The Morning Briefing: Educators Are Nervous About Kids Being Away From Public School Indoctrination During Shutdown

By Stephen Kruiser, PJ Media, April 20, 2020

We Have Come for Your Children

The past couple of months have certainly been a time of many adjustments for a lot of Americans. Some of us — like myself — haven’t really had our daily routines upset. My child is finishing up college and heading into whatever the real world will look like after.

Parents with younger children who are in school, however, have had new reality thrust upon them. Their kids are home, restless, and still need to learn. Twentieth-century technology is making it easier to set up online learning, but that can still be a little glitchy. There are a lot of teachers who aren’t very tech-savvy, which can bog down the process.

Either way, many parents are becoming more involved in their kids’ daily education than they’d perhaps ever planned to be.

Whether reluctant or enthusiastic new homeschooling parents, they’re going to be on the job for at least the rest of the school year. Who knows what is going to happen in the fall? We’re all hoping for the best, but many experts predict a second wave of infections in the fall, which could further disrupt school schedules.

All of this time away from the public school indoctrination mills is making some modern educators nervous. Mustn’t let the wee ones get too much exposure to mom and dad now, after all.

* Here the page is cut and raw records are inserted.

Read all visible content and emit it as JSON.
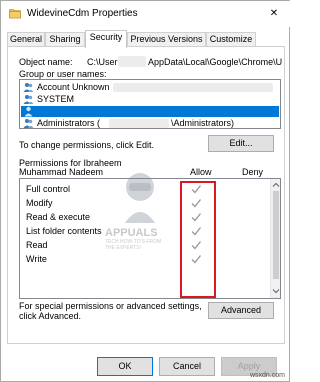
{
  "window": {
    "title": "WidevineCdm Properties",
    "close_glyph": "✕"
  },
  "tabs": [
    {
      "label": "General"
    },
    {
      "label": "Sharing"
    },
    {
      "label": "Security"
    },
    {
      "label": "Previous Versions"
    },
    {
      "label": "Customize"
    }
  ],
  "security": {
    "object_name_label": "Object name:",
    "object_name_prefix": "C:\\User",
    "object_name_suffix": "AppData\\Local\\Google\\Chrome\\U",
    "groups_label": "Group or user names:",
    "groups": [
      {
        "label": "Account Unknown",
        "selected": false,
        "icon": "users-icon"
      },
      {
        "label": "SYSTEM",
        "selected": false,
        "icon": "users-icon"
      },
      {
        "label": "",
        "selected": true,
        "icon": "user-icon"
      },
      {
        "label": "Administrators (",
        "suffix": "\\Administrators)",
        "selected": false,
        "icon": "users-icon"
      }
    ],
    "change_hint": "To change permissions, click Edit.",
    "edit_button": "Edit...",
    "permissions_for_line1": "Permissions for Ibraheem",
    "permissions_for_line2": "Muhammad Nadeem",
    "allow_header": "Allow",
    "deny_header": "Deny",
    "permissions": [
      {
        "name": "Full control",
        "allow": true,
        "deny": false
      },
      {
        "name": "Modify",
        "allow": true,
        "deny": false
      },
      {
        "name": "Read & execute",
        "allow": true,
        "deny": false
      },
      {
        "name": "List folder contents",
        "allow": true,
        "deny": false
      },
      {
        "name": "Read",
        "allow": true,
        "deny": false
      },
      {
        "name": "Write",
        "allow": true,
        "deny": false
      }
    ],
    "special_hint_line1": "For special permissions or advanced settings,",
    "special_hint_line2": "click Advanced.",
    "advanced_button": "Advanced"
  },
  "footer": {
    "ok": "OK",
    "cancel": "Cancel",
    "apply": "Apply"
  },
  "watermark": {
    "brand": "APPUALS",
    "tagline_1": "TECH HOW-TO'S FROM",
    "tagline_2": "THE EXPERTS!"
  },
  "site_mark": "wsxdn.com",
  "colors": {
    "selection": "#0078d7",
    "highlight_box": "#d9181f",
    "check_grey": "#9a9a9a"
  }
}
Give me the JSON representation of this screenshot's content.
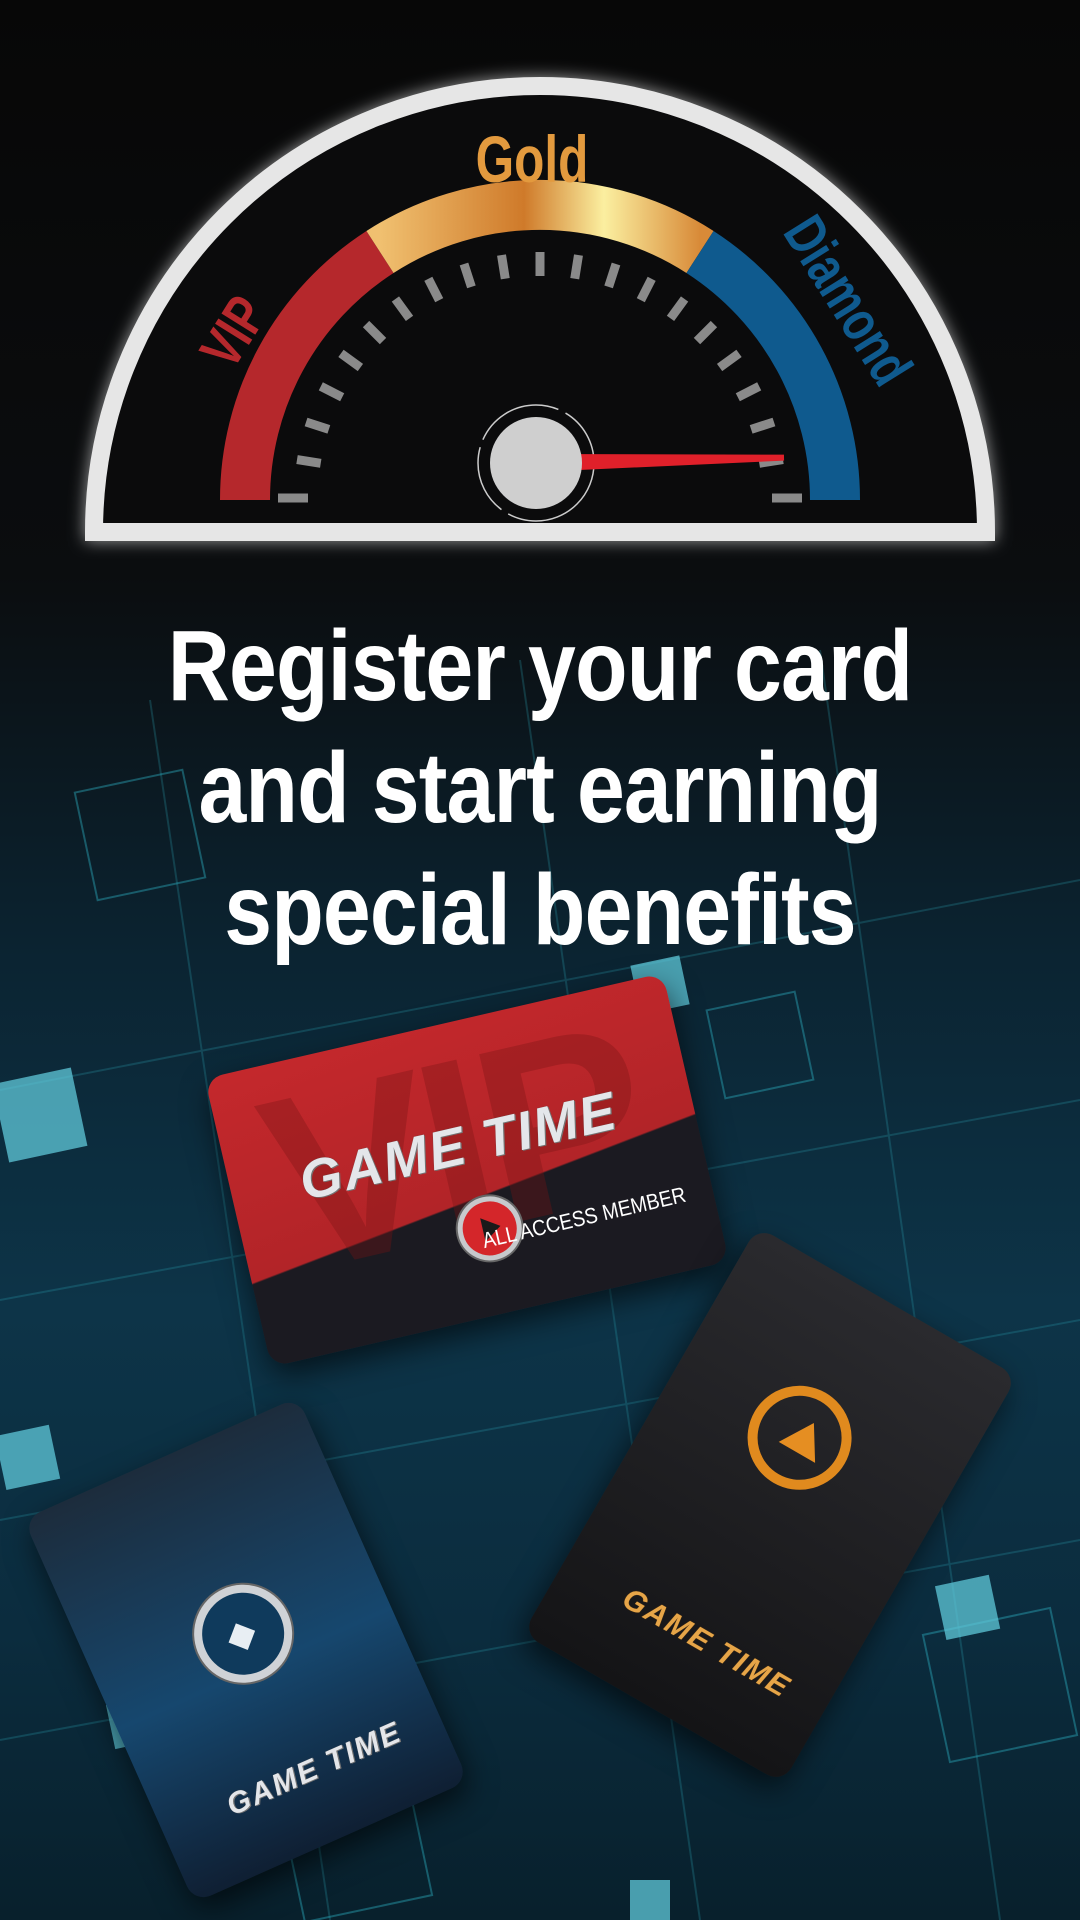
{
  "gauge": {
    "labels": {
      "vip": "VIP",
      "gold": "Gold",
      "diamond": "Diamond"
    },
    "colors": {
      "vip": "#b5282c",
      "gold": "#e8a04a",
      "diamond": "#0f5a8e",
      "needle": "#e0202a"
    },
    "needle_level": 0.96
  },
  "headline": {
    "line1": "Register your card",
    "line2": "and start earning",
    "line3": "special benefits"
  },
  "cards": {
    "vip": {
      "watermark": "VIP",
      "brand": "GAME TIME",
      "tagline": "ALL ACCESS MEMBER"
    },
    "diamond": {
      "brand": "GAME TIME"
    },
    "black": {
      "brand": "GAME TIME"
    }
  }
}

We were only a couple of weeks into the shut-down stuff when the Washington Post published an article written by a former teacher and education bureaucrat titled “Homeschooling during the coronavirus will set back a generation of children.”

As the coronavirus pandemic closes schools, in some cases until September, American children this month met their new English, math, science and homeroom teachers: their iPads and their parents. Classes are going online, if they exist at all. The United States is embarking on a massive, months-long virtual-pedagogy experiment, and it is not likely to end well. Years of research shows that online schooling is ineffective — and that students suffer significant learning losses when they have a long break from school.

Modern American public educators are always touting studies that claim they need to get their indoctrinating leftist paws on our children as early and often as possible. To hear them tell the story, a kid doesn’t stand a chance unless they get passed directly from the womb into the hands of strangers and left there until they finish college. My book Don’t Let the Hippies Shower examines and mocks this at length.

All of this hands-on parental stuff has the indoctrination machine terribly skittish. They fear that all of the brainwashing will be lost.

Harvard Magazine just published a piece covering an idea being pushed by some lunatic named Elizabeth Bartholet, who is calling for a ban on homeschooling now, which Paula wrote about yesterday:

It’s ironic at a time when 56 million children in the U.S. are being homeschooled as a result of the COVID-19 pandemic that Harvard Magazine would publish an article calling for a ban on homeschooling.

The article by Erin O’Donnell, headlined “The Risks of Homeschooling,” sets up one straw man after another to make the case that the government must step in to protect children from their own parents—who are presumed guilty and ill-qualified to care for their own children.

Elizabeth Bartholet, faculty director of Harvard Law School’s Child Advocacy Program, told the magazine that homeschooling deprives children of their right to a “meaningful education.” She cites no law that requires a child to receive a “meaningful” education (because there is no such law in the U.S.) but defines it thusly: “But it’s also important that children grow up exposed to community values, social values, democratic values, ideas about nondiscrimination and tolerance of other people’s viewpoints.” (Nothing about reading, writing, and ‘rithmetic in her formula, it ought to be noted.)

Elizabeth Bartholet

Paula easily debunks Bartholet’s nonsense, which is unhinged and rooted in that academic disdain for church-y, family types.

What’s got some educators nervous is that they might be exposed. We may soon find out that American kids can, in fact, do very well without eight hours away from their parents every day and having their minds molded by some of the most far-left ideologues in the country.

Maybe we should ban Harvard instead.

This article first appeared HERE.